━━ RECORDS FOR THE TASK ━━

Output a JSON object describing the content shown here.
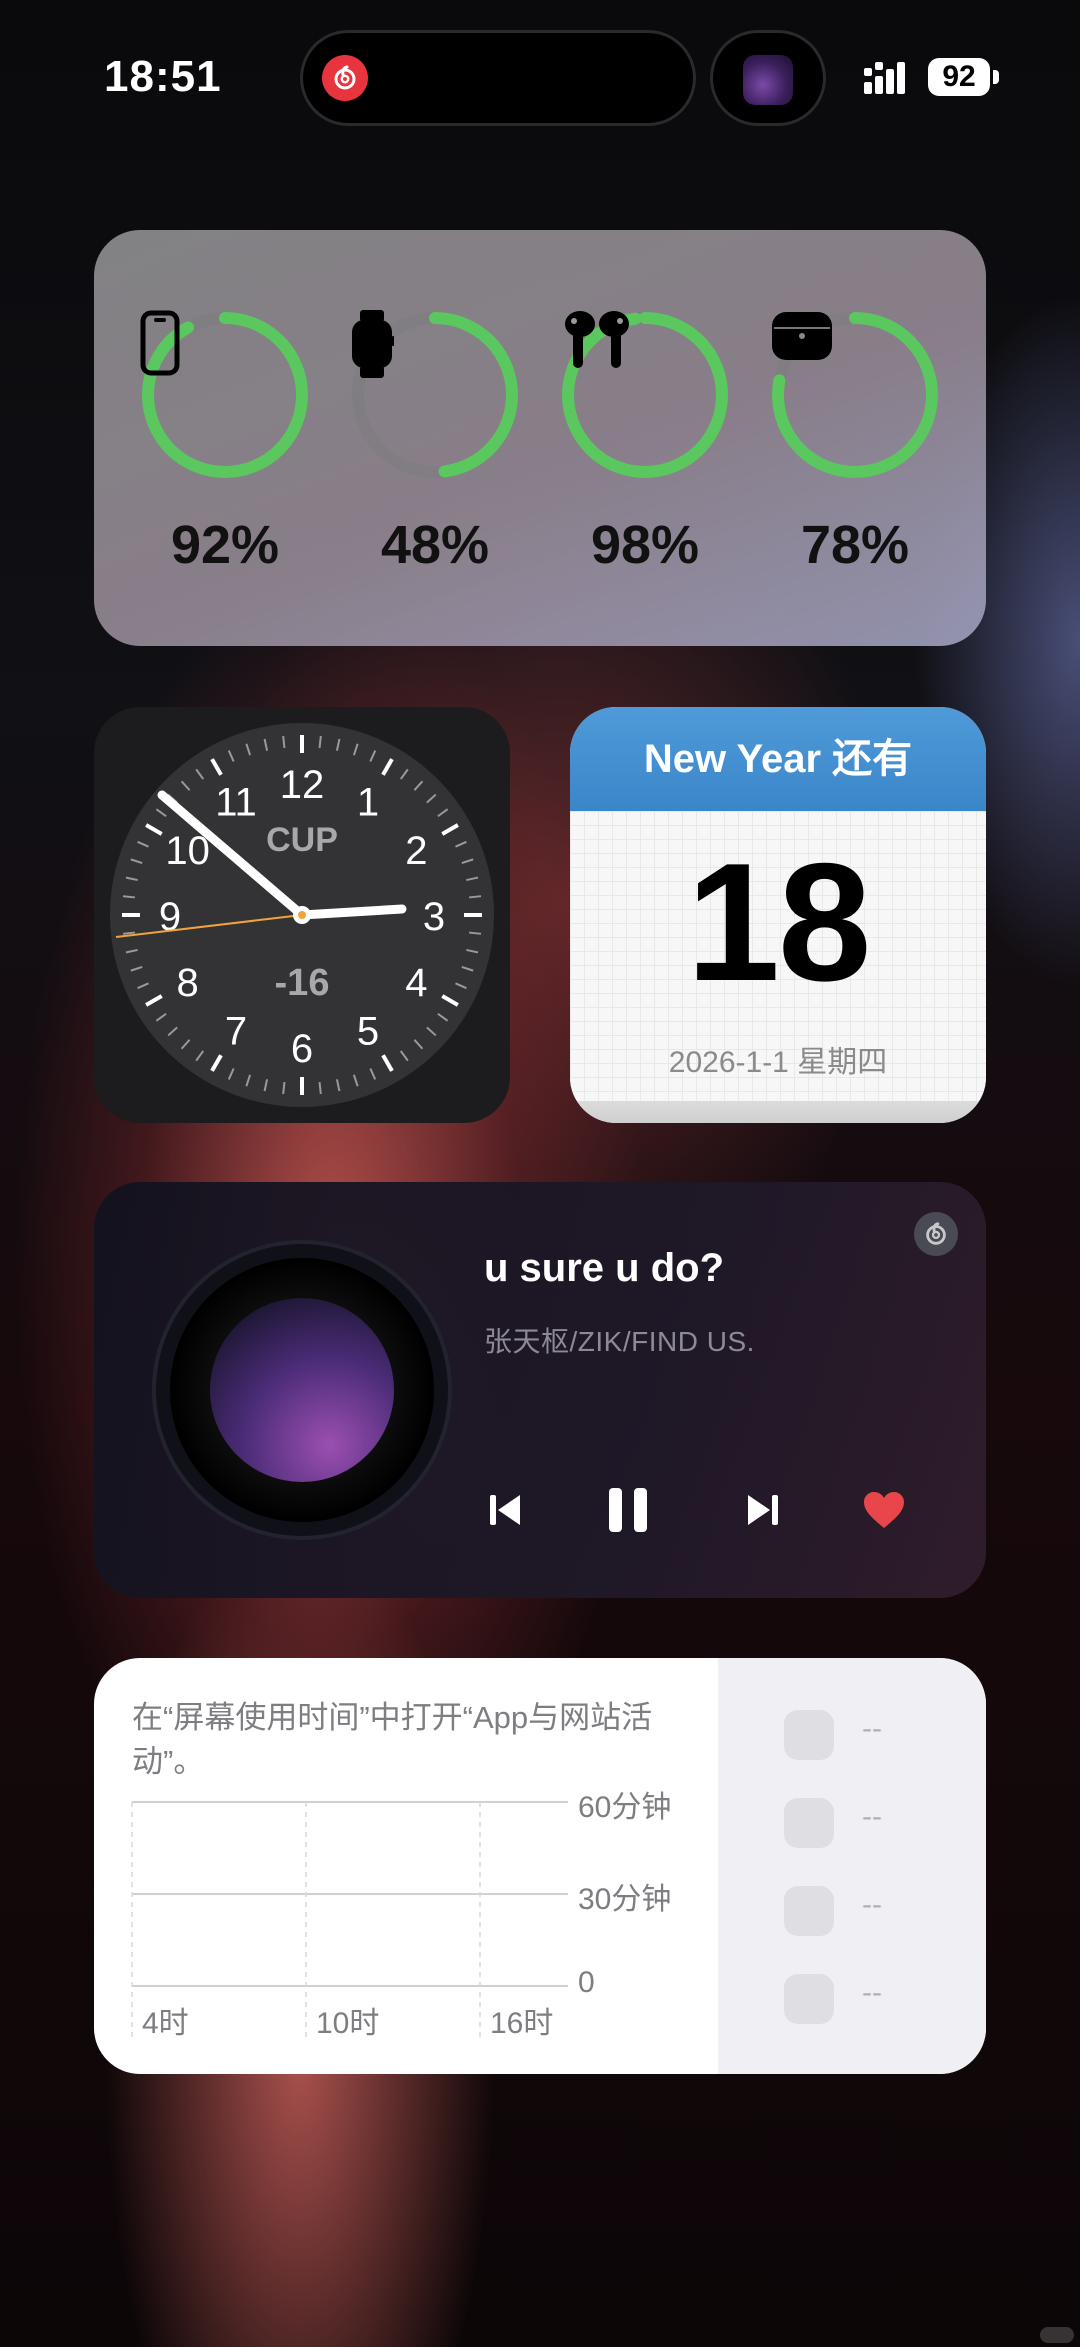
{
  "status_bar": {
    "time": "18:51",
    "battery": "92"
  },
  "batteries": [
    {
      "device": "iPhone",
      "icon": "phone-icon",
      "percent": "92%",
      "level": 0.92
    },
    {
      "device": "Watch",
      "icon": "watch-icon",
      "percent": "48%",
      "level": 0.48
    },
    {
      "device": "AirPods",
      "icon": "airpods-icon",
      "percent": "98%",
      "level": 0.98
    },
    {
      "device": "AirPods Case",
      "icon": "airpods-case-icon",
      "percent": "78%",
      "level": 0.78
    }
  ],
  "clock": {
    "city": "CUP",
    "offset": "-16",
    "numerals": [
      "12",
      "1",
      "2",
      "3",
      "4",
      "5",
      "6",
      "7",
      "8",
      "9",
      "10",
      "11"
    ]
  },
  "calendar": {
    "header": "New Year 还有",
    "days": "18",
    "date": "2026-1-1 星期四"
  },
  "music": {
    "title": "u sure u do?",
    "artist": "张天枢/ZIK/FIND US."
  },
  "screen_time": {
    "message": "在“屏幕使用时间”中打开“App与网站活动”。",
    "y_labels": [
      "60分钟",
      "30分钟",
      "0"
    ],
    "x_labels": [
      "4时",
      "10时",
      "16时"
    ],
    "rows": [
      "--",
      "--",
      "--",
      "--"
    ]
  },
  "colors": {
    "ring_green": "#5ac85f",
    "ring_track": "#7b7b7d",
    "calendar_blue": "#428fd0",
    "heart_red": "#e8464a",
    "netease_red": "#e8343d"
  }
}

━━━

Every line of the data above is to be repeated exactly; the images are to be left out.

● **RESULT OF THIS TASK**:
Output a JSON object describing the content shown here.
{
  "status_bar": {
    "time": "18:51",
    "battery": "92"
  },
  "batteries": [
    {
      "device": "iPhone",
      "icon": "phone-icon",
      "percent": "92%",
      "level": 0.92
    },
    {
      "device": "Watch",
      "icon": "watch-icon",
      "percent": "48%",
      "level": 0.48
    },
    {
      "device": "AirPods",
      "icon": "airpods-icon",
      "percent": "98%",
      "level": 0.98
    },
    {
      "device": "AirPods Case",
      "icon": "airpods-case-icon",
      "percent": "78%",
      "level": 0.78
    }
  ],
  "clock": {
    "city": "CUP",
    "offset": "-16",
    "numerals": [
      "12",
      "1",
      "2",
      "3",
      "4",
      "5",
      "6",
      "7",
      "8",
      "9",
      "10",
      "11"
    ]
  },
  "calendar": {
    "header": "New Year 还有",
    "days": "18",
    "date": "2026-1-1 星期四"
  },
  "music": {
    "title": "u sure u do?",
    "artist": "张天枢/ZIK/FIND US."
  },
  "screen_time": {
    "message": "在“屏幕使用时间”中打开“App与网站活动”。",
    "y_labels": [
      "60分钟",
      "30分钟",
      "0"
    ],
    "x_labels": [
      "4时",
      "10时",
      "16时"
    ],
    "rows": [
      "--",
      "--",
      "--",
      "--"
    ]
  },
  "colors": {
    "ring_green": "#5ac85f",
    "ring_track": "#7b7b7d",
    "calendar_blue": "#428fd0",
    "heart_red": "#e8464a",
    "netease_red": "#e8343d"
  }
}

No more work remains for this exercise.